Disclaimer: This is an example of what you can do, not actual screenshots.
2. Target customers based on sentiment.
Segmenting customers based on how they feel about your company makes campaigns more relevant and makes it more likely customers will be receptive to the message you’re trying to send them.
In addition to using Notes (like the Starbucks example above) to send personalized messages, you can also use customer sentiment segmenting to hone your ad targeting.
Promoters, passives, and detractors will respond to the same ad differently, so why waste the money? For example, if you’re running a campaign to drive referrals, detractors aren’t the right audience. Using your sentiment segmentation to target only to your promoters will be more impactful. Create ad copy and promotions that will pull iffy customers back in, and keep happy customers happy.
Over time, you can measure how well your targeting strategy worked by tracking customer engagement. Did passives and detractors start using your app more often? If the answer is yes, then targeting customers based on sentiment worked.
3. Run beta tests with specific sentiment groups.
Consider your mobile customers a built-in focus group. Not only are they actually your customers, you have a lot more background information on their behavior and preferences than you do in traditional focus groups. There’s a lot you can do with that information to optimize your beta tests.
Just like you can segment customers to target them with different messages, you can segment customers to identify who is best suited to participate in beta tests.

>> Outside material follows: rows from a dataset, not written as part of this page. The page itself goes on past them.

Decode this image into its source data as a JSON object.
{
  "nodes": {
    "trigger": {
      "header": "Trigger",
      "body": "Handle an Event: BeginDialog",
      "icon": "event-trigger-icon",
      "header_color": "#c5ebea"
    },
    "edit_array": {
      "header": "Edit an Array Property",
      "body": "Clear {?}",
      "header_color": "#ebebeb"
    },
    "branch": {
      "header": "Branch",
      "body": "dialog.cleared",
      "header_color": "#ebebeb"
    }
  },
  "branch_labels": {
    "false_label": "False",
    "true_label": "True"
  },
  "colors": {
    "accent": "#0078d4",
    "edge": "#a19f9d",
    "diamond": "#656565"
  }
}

Beta testers should be engaged, so promoters are an ideal group to tap into for beta testing. Depending on your app’s privacy settings, you’re able to get even more granular with segmenting based on how often customers use your app, what features they use, etc.
The feature you’re testing will determine who should participate in the beta test. For example: if you’re testing a mobile payment feature, it makes more sense to test it with customers who use your app to place orders (and purchase) instead of testing with customers who primarily use your app just to browse.
Segmenting customers on many levels will help ensure the feedback you receive during your beta test is as valuable as possible.
Using mobile to track customer sentiment allows you to extend beyond knowing how your customers feel about your brand. With mobile, you can effectively move people up the NPS scale, optimize communication, and identify the best groups of customers to participate in beta tests.
Whether you’re in product, engineering, marketing or on the leadership team, tracking customer sentiment on mobile will help you do your job better. In addition to the possibilities above, you’re able to hear from a larger percentage of your customer base than any other channel—and do so light-years faster than other channels.
So, yes, it’s worth saying a third time: If you’re not using mobile to track customer sentiment, you’re doing it wrong.
Do you collect customer sentiment via mobile? If so, what do you do with the sentiment data?? I’d love to hear your strategies in the comments section below!
Article Written by: Emily Carrion